Physiology of external auditory canal
The physiological functions of the external auditory canal can be studied under two heads:
1. Auditory functions
2. Non auditory functions
The external canal can be compared to a resonating tube closed at one end and open at the other. It is approximately 2.5 cm long and 0.7 cm in diameter. In a closed cylinder, resonance occurs at a wave length four times the length of the cylinder. For the external canal it could correspond to a resonating frequency of 2.6 KHz. Experiments have shown that external auditory canal contributes a peak 10 - dB gain between 2 and 5 KHz. Although these are relatively small gains, the frequencies that are boosted by the external canal include important speech frequencies.
Non auditory functions:
Maintenance of patency of external canal:
A patent external canal is mandatory for efficient conduction of sound to the ear drum. The most important non auditory function of the external canal is to maintain itself patent, free of debris, infection and foreign bodies. Foreign bodies are prevented from entering the external canal due to the presence of hairs in the cartilagenous portion of the canal. The hairs are oriented in such a way that their tips are directed laterally. The hairs get sparser as the bony cartilagenous junction is reached. The bony portion of the external canal is totally free of hairs. These hairs are thicker and longer in males i.e. secondary sexual characteristic.

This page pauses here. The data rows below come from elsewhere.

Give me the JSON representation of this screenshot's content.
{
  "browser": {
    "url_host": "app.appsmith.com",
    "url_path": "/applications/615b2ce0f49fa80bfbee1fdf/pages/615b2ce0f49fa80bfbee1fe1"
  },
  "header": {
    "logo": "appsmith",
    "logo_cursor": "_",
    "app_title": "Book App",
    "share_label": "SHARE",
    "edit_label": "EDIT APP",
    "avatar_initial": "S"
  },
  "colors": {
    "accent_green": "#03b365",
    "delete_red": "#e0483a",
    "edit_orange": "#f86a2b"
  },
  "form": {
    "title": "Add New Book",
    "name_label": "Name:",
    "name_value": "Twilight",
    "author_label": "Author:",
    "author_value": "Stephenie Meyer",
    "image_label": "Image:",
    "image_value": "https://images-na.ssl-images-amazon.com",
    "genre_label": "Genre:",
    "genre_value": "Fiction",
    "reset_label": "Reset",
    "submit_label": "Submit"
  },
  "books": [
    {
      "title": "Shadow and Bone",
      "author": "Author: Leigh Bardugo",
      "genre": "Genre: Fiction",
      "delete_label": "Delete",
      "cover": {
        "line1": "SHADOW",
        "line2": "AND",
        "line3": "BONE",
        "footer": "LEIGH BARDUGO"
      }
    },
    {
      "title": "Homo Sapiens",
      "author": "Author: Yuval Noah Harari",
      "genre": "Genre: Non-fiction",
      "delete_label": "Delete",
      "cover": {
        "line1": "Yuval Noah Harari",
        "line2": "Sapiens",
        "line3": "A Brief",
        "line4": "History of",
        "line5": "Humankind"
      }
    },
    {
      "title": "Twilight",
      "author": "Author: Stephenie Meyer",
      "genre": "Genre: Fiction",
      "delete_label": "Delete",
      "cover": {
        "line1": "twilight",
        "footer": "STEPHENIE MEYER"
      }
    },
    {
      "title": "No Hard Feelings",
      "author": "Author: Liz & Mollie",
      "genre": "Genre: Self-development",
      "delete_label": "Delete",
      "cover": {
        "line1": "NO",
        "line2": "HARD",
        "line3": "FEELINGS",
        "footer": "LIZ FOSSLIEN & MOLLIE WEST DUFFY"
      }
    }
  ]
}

Commonly termed as ear wax is a mixture of the secretory products of the two glands that are found in the cartilagenous portion of the external canal: sebum from sebaceous glands, and the secretory products of ceruminous glands. Desquamated epithelial cells, shed hairs and foreign bodies are also mixed into the cerumen. Genetic differences in the composition of wax have been noted. There are two distinct phenotypes of ear wax, "WET" and "DRY". Dry wax is light greyish in color and is flacky in nature. This type of wax is common in Asians. Wet wax is golden brown in color and is sticky in nature. Wet wax is more common in whites. Wax phenotype is determined by a single gene pair, the wet wax allele being dominant.
Biochemical analysis has shown lipid to be the major component of cerumen. There is no significant difference in cerumen production or composition with respect to age or sex. Cerumen is known to possess significant antimicrobial properties due to the presence of lysozyme. The cerumen of diabetic patients was found to be less acidic than that of non diabetic individuals thereby potentially favouring bacterial growth. The most important protective function of cerumen is its water proofing effect on the external canal. Cerumen is primarily composed of lipids, which are very hydrophobic. Water that enters the external canal do not penetrate cerumen and stagnate. Stagnation of water can always cause epithelial damage and maceration.
Self cleaning function and epithelial migration:
But for nail beds, the skin of the external canal is the only squamous epithelium in the human body that migrates. The purpose of this migration in the external canal is to keep the canal free of debris. In all keratinizing squamous epithelium there is detachment and desquamation of the stratum corneum. In the external canal this occurs in an orderly fashion. The shedding of the epithelium occurs towards the periphery of the external canal. Mastication may have a role to play in this epithelial migration, by alternatively compressing and expanding the cartilagenous canal thus propelling it laterally out of the external canal.